Journal

Social ForcesOxford University Press

Published: Mar 1, 2018

There are no references for this article.

You’re reading a free preview. Subscribe to read the entire article.


DeepDyve is your
personal research library

It’s your single place to instantly
discover and read the research
that matters to you.

Enjoy affordable access to
over 18 million articles from more than
15,000 peer-reviewed journals.

All for just $49/month

Explore the DeepDyve Library

Search

Query the DeepDyve database, plus search all of PubMed and Google Scholar seamlessly

Organize

Save any article or search result from DeepDyve, PubMed, and Google Scholar... all in one place.

Access

Get unlimited, online access to over 18 million full-text articles from more than 15,000 scientific journals.

Your journals are on DeepDyve

Read from thousands of the leading scholarly journals from SpringerNature, Elsevier, Wiley-Blackwell, Oxford University Press and more.

All the latest content is available, no embargo periods.

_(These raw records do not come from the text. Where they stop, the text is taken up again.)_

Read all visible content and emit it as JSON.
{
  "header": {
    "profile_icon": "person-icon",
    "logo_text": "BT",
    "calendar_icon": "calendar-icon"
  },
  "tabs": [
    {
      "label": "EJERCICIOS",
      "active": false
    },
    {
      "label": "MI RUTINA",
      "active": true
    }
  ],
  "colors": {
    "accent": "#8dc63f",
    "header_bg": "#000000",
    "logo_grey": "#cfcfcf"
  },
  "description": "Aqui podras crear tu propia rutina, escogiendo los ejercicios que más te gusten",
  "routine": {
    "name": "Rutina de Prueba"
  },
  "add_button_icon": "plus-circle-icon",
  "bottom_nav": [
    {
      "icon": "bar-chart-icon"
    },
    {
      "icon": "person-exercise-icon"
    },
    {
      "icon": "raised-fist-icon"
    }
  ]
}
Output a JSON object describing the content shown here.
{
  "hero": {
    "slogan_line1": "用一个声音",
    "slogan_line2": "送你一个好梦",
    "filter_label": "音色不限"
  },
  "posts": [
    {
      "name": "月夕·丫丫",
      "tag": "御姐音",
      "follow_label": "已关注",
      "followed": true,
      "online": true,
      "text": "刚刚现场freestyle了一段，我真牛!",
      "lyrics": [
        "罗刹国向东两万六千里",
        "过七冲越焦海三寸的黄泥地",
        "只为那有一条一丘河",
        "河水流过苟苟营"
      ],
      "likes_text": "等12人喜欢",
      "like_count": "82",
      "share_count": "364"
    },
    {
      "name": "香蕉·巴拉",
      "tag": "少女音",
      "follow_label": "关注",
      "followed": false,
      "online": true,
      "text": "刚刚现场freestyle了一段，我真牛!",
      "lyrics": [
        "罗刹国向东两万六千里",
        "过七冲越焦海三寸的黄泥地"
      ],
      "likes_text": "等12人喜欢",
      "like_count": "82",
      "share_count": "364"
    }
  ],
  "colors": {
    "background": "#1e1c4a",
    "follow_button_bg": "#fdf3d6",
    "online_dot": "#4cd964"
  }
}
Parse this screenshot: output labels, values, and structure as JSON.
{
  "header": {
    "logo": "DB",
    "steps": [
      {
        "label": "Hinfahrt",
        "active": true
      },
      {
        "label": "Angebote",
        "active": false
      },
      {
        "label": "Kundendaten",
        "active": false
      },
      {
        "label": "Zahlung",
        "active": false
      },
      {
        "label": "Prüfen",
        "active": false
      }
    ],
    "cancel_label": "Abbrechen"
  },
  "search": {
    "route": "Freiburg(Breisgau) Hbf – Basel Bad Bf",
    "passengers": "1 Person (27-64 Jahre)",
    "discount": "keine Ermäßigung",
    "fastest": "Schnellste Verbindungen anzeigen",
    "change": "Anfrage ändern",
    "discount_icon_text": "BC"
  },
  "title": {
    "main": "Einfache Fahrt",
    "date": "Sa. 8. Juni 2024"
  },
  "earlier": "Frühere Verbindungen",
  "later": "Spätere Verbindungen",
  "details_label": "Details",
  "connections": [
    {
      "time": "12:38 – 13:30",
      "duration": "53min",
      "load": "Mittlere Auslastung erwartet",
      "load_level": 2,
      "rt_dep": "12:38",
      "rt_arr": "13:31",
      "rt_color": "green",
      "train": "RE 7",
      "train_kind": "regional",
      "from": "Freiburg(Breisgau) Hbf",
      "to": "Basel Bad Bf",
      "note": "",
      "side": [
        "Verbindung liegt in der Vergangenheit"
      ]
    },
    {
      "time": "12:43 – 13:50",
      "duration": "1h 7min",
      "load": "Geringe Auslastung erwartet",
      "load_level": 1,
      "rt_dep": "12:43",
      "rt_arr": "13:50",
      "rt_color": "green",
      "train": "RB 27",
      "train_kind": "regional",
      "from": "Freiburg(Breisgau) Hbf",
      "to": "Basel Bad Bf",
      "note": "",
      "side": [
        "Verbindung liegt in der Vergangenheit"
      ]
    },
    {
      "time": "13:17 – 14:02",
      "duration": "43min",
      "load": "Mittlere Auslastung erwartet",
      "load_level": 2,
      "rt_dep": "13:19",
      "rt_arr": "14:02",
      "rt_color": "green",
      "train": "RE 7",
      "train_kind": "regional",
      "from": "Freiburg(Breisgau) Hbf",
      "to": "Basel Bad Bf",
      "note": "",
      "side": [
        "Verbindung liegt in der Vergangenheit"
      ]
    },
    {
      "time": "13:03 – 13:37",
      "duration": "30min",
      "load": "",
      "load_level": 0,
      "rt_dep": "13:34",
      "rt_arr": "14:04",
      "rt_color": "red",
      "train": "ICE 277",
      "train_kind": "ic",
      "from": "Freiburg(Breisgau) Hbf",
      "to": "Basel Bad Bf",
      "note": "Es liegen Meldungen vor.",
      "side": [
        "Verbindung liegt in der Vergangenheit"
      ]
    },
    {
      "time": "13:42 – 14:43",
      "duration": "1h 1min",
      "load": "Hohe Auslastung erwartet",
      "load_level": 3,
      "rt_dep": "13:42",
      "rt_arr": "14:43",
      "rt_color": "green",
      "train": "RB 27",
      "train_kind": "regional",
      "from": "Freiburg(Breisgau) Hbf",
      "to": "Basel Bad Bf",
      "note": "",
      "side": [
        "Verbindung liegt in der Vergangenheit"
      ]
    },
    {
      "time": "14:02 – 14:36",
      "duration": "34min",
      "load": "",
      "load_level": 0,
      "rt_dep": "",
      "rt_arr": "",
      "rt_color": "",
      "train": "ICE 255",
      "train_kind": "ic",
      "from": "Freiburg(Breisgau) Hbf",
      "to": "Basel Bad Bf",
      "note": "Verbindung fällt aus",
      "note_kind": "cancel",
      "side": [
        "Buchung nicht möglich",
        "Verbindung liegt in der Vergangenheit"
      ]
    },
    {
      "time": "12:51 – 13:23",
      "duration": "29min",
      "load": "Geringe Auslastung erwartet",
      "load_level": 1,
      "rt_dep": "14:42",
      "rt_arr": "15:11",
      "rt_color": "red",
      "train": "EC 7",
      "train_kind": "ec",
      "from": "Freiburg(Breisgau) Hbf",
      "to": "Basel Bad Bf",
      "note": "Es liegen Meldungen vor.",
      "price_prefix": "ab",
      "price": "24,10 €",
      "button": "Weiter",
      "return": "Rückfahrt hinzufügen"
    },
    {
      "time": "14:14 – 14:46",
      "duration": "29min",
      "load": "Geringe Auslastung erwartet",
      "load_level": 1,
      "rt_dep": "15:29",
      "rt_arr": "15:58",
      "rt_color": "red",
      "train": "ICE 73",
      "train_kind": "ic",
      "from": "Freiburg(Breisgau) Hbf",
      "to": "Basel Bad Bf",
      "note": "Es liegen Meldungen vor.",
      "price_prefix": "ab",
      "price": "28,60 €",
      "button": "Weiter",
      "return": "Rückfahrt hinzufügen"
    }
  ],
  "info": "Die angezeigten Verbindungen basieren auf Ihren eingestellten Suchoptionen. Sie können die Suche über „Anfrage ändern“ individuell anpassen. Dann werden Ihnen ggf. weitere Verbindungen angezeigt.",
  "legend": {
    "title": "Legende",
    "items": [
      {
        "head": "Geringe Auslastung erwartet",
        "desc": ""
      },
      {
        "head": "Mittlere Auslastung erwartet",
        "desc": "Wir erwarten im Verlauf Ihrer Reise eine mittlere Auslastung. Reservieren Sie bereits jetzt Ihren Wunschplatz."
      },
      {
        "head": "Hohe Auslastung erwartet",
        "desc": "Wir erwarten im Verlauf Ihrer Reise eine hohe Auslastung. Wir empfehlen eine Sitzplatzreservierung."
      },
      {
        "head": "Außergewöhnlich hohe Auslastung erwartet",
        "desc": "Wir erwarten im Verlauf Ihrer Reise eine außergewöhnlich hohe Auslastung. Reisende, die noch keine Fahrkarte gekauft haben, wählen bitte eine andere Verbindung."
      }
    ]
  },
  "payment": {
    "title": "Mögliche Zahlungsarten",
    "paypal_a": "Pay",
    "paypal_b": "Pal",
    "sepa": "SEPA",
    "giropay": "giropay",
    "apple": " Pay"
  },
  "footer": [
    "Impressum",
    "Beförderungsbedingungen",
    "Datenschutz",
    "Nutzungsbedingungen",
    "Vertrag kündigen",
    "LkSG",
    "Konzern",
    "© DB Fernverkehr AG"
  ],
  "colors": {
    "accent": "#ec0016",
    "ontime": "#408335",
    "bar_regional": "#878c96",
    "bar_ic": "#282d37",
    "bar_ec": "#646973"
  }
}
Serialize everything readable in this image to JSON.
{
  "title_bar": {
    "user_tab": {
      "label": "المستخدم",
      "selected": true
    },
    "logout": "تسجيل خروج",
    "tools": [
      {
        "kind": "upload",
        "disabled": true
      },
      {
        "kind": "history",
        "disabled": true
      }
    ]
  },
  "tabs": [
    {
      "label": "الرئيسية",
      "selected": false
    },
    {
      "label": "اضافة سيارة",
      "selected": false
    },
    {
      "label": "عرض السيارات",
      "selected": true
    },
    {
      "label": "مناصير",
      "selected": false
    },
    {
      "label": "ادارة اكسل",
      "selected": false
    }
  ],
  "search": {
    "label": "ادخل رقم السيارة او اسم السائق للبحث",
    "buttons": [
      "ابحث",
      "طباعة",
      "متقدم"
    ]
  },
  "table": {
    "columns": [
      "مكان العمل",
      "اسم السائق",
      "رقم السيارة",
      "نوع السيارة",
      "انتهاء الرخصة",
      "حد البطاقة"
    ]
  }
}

See the journals in your area

DeepDyve

Freelancer

DeepDyve

Pro

Price

FREE

$49/month
$360/year

Save searches from
Google Scholar,
PubMed

Create lists to
organize your research

Export lists, citations

Read DeepDyve articles

Abstract access only

Unlimited access to over
18 million full-text articles

Print

20 pages / month

PDF Discount

20% off